§ **Instructions for the task**
Among these entries, count the lines containing the word "screenshot" and answer with only the number.

§ **Exercise inputs**
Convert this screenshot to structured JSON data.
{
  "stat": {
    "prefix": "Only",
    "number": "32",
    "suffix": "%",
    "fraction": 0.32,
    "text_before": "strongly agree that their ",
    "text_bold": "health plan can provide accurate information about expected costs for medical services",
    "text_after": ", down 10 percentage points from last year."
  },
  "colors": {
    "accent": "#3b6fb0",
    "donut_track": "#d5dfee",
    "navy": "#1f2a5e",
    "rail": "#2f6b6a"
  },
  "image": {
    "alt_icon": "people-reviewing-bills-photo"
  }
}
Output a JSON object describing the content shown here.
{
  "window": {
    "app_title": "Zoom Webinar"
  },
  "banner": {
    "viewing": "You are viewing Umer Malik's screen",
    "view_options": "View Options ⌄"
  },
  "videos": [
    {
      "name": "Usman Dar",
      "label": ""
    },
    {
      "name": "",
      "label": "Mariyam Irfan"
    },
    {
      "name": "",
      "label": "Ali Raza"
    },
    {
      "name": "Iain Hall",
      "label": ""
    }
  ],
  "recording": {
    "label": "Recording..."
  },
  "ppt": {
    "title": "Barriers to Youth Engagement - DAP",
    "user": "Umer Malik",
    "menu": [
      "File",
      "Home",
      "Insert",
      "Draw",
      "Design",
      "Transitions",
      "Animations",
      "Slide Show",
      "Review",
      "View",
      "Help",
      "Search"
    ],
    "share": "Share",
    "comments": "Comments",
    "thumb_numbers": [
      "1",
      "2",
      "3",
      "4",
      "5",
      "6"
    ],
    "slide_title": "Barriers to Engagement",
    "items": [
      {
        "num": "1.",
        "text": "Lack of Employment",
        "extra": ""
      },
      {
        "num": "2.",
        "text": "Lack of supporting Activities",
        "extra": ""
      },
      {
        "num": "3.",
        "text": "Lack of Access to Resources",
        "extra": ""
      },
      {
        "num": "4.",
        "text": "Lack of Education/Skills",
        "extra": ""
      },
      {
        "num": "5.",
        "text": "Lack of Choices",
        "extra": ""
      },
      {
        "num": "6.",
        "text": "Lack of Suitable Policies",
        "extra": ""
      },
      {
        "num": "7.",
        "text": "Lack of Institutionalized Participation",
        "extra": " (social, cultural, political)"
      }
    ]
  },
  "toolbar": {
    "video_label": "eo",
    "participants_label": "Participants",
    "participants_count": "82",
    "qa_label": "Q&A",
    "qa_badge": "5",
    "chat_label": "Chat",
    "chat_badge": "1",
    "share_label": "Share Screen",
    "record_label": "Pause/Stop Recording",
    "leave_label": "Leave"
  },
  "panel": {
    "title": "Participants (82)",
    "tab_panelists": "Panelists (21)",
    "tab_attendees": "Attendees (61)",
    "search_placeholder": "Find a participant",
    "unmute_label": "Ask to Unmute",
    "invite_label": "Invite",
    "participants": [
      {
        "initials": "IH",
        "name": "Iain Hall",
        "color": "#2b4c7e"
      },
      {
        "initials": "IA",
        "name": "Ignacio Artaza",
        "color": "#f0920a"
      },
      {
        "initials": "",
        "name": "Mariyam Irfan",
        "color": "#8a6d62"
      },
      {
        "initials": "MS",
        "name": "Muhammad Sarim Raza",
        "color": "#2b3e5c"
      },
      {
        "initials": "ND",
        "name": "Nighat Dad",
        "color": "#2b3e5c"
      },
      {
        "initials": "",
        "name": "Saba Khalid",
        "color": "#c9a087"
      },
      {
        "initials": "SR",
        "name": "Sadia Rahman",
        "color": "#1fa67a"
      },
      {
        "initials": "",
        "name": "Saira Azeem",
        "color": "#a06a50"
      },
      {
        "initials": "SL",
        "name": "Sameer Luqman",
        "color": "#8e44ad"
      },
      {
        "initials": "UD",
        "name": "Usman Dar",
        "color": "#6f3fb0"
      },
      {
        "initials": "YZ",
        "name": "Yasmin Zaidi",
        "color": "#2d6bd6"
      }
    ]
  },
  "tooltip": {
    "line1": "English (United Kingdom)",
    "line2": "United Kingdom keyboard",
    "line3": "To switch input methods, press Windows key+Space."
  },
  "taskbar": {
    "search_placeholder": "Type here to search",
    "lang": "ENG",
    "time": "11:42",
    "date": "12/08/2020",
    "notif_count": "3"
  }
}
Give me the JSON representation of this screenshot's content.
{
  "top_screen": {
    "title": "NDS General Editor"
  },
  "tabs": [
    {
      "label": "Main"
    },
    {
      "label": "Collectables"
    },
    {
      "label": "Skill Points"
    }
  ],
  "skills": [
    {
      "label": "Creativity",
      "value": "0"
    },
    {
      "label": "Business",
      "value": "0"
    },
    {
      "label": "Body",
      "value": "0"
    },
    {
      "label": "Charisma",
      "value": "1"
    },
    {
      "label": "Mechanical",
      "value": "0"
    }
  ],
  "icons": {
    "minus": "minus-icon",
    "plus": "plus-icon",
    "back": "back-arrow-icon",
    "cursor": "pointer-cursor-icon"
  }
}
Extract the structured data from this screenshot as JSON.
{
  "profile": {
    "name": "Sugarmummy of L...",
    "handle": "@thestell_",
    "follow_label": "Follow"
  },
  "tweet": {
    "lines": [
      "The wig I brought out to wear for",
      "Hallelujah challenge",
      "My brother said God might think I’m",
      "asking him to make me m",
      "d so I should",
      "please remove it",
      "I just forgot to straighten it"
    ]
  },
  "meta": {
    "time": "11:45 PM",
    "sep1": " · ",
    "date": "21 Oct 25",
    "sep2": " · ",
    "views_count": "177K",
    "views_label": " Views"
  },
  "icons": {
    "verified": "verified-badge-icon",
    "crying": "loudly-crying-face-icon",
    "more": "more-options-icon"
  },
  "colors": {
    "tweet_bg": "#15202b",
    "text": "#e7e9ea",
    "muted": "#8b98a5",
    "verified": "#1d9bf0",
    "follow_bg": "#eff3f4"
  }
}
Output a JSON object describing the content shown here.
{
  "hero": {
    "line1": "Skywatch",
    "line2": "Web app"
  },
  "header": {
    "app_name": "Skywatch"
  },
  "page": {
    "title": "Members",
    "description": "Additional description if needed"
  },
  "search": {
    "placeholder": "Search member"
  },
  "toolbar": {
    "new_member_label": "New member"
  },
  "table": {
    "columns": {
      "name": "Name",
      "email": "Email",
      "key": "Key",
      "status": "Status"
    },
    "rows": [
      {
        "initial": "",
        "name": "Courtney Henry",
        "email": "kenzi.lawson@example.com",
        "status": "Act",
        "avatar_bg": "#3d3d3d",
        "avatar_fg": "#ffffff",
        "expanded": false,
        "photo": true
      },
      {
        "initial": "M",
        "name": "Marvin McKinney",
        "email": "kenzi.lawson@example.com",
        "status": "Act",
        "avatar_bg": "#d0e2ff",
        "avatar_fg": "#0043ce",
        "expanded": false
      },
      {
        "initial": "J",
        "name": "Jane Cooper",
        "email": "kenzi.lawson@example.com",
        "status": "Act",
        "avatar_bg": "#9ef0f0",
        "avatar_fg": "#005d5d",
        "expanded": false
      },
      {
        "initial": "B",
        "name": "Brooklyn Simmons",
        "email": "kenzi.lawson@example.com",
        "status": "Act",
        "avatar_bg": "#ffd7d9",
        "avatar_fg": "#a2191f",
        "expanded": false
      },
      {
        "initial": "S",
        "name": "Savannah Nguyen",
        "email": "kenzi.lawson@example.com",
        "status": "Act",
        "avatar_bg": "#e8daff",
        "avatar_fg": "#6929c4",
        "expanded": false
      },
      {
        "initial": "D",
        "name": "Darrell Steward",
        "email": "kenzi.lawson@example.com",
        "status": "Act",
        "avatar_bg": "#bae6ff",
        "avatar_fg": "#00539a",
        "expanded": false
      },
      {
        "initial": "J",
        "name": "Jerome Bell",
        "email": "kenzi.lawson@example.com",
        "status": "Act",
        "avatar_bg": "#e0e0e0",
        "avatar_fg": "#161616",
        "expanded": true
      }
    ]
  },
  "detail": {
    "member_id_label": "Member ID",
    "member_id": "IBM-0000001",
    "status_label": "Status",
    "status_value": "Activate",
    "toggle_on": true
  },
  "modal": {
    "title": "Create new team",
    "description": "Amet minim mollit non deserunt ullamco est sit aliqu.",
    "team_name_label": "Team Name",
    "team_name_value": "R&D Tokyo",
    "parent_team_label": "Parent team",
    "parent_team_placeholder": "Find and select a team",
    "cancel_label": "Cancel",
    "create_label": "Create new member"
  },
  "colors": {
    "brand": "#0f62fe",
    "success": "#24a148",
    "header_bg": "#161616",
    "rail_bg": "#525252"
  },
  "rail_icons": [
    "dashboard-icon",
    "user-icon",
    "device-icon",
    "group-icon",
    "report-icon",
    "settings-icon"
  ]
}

§ **Written reply**
3